ACO∠ = 45° , hence ϕ = 180° − 60° − 45° = 75° . If ϕ is more than 75° the rays can emerge
the cylinder. Increasing the angle we reach the critical angle again if OED∠ = 45° . Thus the
rays are leaving the glass cylinder if:
75° < ϕ < 165° ,
CE, arc of the emerging rays, subtends a central angle of 90°.
Experimental problem
Three closed boxes (black boxes) with two plug sockets on each are present for
investigation. The participants have to find out, without opening the boxes, what kind of
elements are in them and measure their characteristic properties. AC and DC meters (their
internal resistance and accuracy are given) and AC (5O Hz) and DC sources are put at the
participants’ disposal.
No voltage is observed at any of the plug sockets therefore none of the boxes contains
a source.
Measuring the resistances using first AC then DC, one of the boxes gives the same
result. Conclusion: the box contains a simple resistor. Its resistance is determined by
One of the boxes has a very great resistance for DC but conducts AC well. It contains
a capacitor, the value can be computed as C =
ω XC
The third box conducts both AC and DC, its resistance for AC is greater. It contains a
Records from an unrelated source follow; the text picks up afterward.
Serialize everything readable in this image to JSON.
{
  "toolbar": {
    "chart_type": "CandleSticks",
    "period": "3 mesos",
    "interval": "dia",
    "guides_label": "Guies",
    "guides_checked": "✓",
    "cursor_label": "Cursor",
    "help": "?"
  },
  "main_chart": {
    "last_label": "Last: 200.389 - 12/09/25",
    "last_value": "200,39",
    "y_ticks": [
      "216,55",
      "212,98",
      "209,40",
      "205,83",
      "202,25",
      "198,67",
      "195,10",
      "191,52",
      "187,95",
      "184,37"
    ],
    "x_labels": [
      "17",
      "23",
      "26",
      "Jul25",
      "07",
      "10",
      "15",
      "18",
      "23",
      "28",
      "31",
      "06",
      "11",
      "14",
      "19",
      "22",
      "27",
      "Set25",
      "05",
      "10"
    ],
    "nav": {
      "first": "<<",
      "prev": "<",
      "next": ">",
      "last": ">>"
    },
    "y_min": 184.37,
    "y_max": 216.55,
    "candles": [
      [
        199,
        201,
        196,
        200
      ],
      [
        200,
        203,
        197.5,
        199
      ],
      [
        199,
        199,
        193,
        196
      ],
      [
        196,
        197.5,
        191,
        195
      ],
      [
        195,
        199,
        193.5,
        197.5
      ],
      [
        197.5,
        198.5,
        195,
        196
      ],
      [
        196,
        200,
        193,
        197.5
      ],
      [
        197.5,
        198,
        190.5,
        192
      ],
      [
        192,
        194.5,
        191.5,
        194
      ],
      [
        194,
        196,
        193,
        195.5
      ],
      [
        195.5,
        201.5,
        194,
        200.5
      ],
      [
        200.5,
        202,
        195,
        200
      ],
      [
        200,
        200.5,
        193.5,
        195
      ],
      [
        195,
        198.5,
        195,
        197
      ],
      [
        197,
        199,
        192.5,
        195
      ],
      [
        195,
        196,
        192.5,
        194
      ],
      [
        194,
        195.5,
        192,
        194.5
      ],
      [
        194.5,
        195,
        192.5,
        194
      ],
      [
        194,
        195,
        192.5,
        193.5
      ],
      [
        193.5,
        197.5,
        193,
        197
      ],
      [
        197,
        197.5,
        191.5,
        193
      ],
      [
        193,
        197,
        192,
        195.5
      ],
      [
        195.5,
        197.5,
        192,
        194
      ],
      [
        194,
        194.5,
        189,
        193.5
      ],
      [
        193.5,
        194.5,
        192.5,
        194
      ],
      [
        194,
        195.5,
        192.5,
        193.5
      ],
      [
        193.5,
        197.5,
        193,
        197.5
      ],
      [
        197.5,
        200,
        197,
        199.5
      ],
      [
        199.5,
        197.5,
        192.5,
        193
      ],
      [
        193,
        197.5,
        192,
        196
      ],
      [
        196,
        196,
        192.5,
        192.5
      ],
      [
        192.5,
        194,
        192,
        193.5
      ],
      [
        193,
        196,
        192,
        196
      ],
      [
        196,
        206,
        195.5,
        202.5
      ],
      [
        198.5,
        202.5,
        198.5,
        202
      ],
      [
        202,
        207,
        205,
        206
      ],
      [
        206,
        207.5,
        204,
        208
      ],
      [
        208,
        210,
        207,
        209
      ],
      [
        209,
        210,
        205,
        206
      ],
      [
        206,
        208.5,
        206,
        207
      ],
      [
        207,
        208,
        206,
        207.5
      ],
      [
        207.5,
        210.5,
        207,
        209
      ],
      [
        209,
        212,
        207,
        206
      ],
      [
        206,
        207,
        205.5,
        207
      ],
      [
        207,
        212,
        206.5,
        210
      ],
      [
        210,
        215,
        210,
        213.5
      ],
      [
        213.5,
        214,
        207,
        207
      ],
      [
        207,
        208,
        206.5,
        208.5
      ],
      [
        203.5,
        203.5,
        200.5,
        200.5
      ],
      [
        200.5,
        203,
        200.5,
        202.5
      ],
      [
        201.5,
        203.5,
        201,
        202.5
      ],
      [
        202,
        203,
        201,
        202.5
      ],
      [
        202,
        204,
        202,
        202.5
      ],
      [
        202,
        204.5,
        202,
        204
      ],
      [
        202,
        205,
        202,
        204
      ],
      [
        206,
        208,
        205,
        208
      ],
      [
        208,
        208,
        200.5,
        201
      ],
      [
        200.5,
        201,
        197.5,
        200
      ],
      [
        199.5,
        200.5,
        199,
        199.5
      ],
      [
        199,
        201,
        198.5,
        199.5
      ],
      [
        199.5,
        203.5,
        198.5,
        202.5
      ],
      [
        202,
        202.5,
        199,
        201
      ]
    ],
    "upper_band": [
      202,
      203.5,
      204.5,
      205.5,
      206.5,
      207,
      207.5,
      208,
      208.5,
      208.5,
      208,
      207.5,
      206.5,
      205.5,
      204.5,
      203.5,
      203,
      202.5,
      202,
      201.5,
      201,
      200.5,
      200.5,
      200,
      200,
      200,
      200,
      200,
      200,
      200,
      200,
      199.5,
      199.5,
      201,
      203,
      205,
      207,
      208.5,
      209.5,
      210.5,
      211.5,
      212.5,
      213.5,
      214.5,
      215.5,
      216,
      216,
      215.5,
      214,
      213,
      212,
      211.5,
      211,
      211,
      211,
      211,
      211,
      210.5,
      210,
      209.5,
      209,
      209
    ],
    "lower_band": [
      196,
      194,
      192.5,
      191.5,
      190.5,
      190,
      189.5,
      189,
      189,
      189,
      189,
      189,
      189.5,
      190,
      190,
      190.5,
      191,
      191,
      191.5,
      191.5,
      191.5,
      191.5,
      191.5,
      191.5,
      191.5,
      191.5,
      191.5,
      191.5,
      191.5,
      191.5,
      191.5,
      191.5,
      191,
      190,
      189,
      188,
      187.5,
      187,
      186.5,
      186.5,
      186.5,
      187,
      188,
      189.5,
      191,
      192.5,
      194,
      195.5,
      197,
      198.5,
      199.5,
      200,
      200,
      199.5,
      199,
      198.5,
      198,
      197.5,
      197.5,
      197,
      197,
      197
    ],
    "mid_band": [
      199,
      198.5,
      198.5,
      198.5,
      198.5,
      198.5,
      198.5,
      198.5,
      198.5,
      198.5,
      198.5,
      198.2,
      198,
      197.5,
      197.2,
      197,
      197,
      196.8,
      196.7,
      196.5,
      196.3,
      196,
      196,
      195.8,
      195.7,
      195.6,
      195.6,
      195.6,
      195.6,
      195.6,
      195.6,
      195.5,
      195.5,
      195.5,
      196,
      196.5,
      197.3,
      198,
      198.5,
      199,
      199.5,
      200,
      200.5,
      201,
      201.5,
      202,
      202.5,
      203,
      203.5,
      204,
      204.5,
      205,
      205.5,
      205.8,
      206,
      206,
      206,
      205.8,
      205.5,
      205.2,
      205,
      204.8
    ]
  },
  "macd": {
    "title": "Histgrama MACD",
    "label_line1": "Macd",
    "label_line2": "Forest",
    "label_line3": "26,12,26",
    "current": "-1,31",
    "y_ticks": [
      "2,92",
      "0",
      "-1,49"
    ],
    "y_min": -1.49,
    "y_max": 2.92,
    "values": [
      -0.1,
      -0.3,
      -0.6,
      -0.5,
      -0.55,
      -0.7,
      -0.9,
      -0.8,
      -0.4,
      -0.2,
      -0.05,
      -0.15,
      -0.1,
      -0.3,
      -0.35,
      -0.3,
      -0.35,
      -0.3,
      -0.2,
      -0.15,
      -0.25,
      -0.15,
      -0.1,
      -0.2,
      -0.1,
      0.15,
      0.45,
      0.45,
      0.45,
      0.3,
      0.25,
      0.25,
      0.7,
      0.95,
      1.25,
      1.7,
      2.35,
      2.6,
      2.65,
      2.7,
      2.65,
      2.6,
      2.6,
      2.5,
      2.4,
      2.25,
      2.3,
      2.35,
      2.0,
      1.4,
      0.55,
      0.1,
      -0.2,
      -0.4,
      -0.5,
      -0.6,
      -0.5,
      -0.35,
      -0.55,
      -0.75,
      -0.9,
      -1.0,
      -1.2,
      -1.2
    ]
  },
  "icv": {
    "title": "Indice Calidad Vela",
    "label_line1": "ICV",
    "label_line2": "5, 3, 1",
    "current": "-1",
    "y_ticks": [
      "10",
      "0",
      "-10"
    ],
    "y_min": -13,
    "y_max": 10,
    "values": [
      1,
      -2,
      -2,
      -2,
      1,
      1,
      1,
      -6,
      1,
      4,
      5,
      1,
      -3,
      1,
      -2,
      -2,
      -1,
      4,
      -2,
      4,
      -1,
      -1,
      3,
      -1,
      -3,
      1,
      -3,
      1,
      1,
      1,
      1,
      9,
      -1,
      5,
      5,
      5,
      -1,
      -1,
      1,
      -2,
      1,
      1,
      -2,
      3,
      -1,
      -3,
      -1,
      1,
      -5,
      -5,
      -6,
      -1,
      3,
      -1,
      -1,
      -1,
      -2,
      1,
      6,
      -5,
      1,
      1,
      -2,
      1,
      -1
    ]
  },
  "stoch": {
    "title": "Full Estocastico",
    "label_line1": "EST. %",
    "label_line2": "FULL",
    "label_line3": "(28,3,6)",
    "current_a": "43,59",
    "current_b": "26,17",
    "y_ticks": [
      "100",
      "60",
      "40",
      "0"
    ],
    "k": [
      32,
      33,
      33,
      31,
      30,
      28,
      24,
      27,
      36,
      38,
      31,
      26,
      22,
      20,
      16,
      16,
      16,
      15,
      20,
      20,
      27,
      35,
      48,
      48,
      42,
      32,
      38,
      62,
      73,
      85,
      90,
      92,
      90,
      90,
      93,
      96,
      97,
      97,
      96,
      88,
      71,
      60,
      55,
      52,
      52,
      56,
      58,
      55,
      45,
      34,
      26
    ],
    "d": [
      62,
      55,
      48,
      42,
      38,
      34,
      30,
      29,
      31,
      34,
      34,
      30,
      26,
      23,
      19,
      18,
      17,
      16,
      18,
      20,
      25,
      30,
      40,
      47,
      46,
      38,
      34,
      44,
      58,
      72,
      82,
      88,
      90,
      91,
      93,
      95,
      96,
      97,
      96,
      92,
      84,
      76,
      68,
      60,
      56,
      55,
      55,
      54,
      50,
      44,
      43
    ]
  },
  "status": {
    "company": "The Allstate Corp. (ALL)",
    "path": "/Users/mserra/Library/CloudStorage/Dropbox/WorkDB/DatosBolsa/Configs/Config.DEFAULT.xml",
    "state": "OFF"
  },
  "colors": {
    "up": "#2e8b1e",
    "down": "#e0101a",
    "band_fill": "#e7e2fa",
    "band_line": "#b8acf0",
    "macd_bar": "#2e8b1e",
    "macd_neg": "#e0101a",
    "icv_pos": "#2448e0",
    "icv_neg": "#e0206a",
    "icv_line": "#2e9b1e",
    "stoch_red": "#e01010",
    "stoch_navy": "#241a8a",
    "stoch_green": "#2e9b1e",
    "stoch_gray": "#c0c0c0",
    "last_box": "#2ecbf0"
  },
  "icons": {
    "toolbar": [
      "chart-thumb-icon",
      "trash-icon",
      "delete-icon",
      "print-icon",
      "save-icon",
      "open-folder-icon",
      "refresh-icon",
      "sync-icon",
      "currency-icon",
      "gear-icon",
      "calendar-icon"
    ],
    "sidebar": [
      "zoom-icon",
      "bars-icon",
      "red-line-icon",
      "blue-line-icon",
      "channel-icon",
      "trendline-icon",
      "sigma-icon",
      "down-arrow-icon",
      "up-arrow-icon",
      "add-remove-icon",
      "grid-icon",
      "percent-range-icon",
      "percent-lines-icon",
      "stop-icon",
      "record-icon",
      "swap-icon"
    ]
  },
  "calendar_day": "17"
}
resistor and an inductor connected in series. The values of the resistance and the inductance
can be computed from the measurements.